with art, hotrods, artisans, restaurants, rod shop, wine, shopping, history and things to do.
With a driving distance of 120 km from Melbourne and a population of about 8000,
it is doing better economically than the rest of regional Victoria.
Until now, "The Shire" and its resident hobbits, have managed to avoid great changes (a sort of Brigadoon effect)
and have thus maintained an alluring charm. The charm of age, slow pace and familiarity.
This fragile spell is threatened by the improving highway, the improving railway line and the influx of people from the Big City.
People who are individually wonderful people but who en masse are insidiously changing "The Shire".
Add to this, the councils decision to allow commercial developments on the entrances to the town,
and this uniqueness will disappear before your eyes, making this town indistinguishable from any other.
So catch this doomed Brigadoon while you still can.
Castlemaine began as the centre of the Mount Alexander gold fields in 1850.

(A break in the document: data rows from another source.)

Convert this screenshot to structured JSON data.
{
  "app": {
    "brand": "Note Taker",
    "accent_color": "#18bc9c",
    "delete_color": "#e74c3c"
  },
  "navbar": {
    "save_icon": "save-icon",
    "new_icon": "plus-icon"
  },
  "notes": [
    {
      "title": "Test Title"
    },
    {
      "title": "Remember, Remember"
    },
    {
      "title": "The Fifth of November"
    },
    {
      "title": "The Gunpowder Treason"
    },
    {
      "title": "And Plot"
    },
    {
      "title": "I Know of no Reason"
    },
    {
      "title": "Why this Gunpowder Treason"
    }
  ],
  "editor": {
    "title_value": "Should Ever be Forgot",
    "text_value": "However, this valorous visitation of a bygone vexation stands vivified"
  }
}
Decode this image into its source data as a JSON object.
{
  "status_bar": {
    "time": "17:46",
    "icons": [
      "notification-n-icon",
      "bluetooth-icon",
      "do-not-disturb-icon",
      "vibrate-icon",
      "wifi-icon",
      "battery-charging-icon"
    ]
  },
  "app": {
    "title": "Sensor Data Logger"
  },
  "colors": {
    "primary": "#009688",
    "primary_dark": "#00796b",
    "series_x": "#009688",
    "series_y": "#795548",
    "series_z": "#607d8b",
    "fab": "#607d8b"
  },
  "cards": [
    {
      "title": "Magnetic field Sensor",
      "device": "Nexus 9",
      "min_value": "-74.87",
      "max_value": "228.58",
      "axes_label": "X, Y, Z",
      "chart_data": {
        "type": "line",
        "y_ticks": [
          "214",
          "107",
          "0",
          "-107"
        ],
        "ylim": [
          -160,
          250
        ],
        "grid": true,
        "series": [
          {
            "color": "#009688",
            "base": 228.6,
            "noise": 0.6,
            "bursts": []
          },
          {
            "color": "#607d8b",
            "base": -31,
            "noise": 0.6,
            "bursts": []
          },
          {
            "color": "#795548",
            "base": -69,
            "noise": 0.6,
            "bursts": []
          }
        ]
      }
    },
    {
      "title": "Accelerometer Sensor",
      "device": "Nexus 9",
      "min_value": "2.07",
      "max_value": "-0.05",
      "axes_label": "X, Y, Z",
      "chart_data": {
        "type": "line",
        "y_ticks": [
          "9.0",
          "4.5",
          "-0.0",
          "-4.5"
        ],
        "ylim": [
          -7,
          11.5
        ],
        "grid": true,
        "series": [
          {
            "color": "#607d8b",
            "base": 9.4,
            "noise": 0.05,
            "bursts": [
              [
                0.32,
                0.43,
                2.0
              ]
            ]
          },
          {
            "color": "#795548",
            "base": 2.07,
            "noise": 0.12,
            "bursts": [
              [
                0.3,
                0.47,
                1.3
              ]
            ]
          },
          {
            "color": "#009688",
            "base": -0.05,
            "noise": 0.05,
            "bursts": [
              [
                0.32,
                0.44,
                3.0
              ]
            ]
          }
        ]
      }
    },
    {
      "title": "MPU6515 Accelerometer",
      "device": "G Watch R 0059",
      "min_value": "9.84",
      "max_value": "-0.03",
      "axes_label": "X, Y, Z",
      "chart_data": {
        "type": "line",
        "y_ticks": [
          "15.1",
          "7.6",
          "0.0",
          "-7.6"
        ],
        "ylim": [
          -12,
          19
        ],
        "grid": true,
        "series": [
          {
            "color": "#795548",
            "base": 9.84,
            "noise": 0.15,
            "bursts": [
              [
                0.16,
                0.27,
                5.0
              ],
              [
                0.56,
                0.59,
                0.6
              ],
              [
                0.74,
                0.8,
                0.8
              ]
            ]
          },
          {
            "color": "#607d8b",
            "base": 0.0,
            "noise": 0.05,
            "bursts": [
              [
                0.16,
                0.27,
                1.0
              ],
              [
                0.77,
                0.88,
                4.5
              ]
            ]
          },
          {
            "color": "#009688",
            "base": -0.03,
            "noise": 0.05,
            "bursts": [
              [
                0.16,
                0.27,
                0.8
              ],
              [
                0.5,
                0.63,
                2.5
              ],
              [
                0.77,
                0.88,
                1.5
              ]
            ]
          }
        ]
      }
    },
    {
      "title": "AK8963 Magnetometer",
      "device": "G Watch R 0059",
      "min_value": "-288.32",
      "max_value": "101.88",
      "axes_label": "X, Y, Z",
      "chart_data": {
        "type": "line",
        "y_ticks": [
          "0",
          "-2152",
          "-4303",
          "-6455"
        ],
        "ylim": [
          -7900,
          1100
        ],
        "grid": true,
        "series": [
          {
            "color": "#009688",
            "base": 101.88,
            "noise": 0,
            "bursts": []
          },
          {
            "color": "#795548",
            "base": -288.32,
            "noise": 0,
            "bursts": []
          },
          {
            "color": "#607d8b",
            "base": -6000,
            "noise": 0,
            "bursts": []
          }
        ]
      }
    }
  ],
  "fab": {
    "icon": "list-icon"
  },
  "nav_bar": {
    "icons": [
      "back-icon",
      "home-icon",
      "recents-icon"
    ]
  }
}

It was briefly larger than Melbourne, as that city's population moved to Castlemaine to seek it's fortune.
It was the richest alluvial gold field in world history and that title has not yet been surpassed.
At it's height one of the weekly convoys alone, shipped 3 tons of gold to Melbourne.
However, the rich alluvial diggings were worked out within 15-20 years.
Castlemaine was where the "little fellows" became rich, with nearly all the gold being found within 4m of the surface.
Thus small groups of men could band together and work a stake together in the hope of winning the lottery.
Although Bendigo and Ballarat gold fields both eventually yielded more gold, theirs was mostly reef gold and being much deeper,
required great capital investment and thus were for the "big fellows".
The road to Castlemaine, from Melbourne, passes through towns at roughly equal distance from each other.
The clue to this is given by the first town on the trek from Melbourne being given the name: "Diggers Rest".
Each town is by a water course and is about a days walk from the other .
They were the camp sites for the prospectors as they walked to the gold rush.
Enterprising individuals set up businesses to supply the diggers and of course pubs. That is the origins of these towns.
The trek was 1. Diggers Rest. 2. Gisborne. 3.Woodend. 4. Kyneton. 5. Castlemaine. 6. Bendigo.
Unlike the buildings in other goldmining towns in Victoria, the public buildings in Castlemaine are in the Georgian style.
This is because Castlemaine's was the earliest of gold discoveries and the gold being mostly alluvial, ran out relatively quickly.
Bendigo and Ballarats gold lasted much longer and their continued wealth enabled them to afford to renovate
their Georgian buildings to the new "Victorian" style.
Scratch a Bendigonian building and you will find the Georgian underneath.
Remaining Georgian has added to Castlemaine's uniqueness.
Of course, Castlemaine is more than it's past.
And although the past is always with us, it serves only as the stage and not the performance.
The performance is now and for that you have to visit.
Whether you come for the Castlemaine Rod Shop, the Castlemaine Steam Train, or just for a round or two of golf;
there is plenty of things to do.
( Click on your choice to link )
The Best place to
stay in Castlemaine
Copyright © www.castlemaine.org" All rights reserved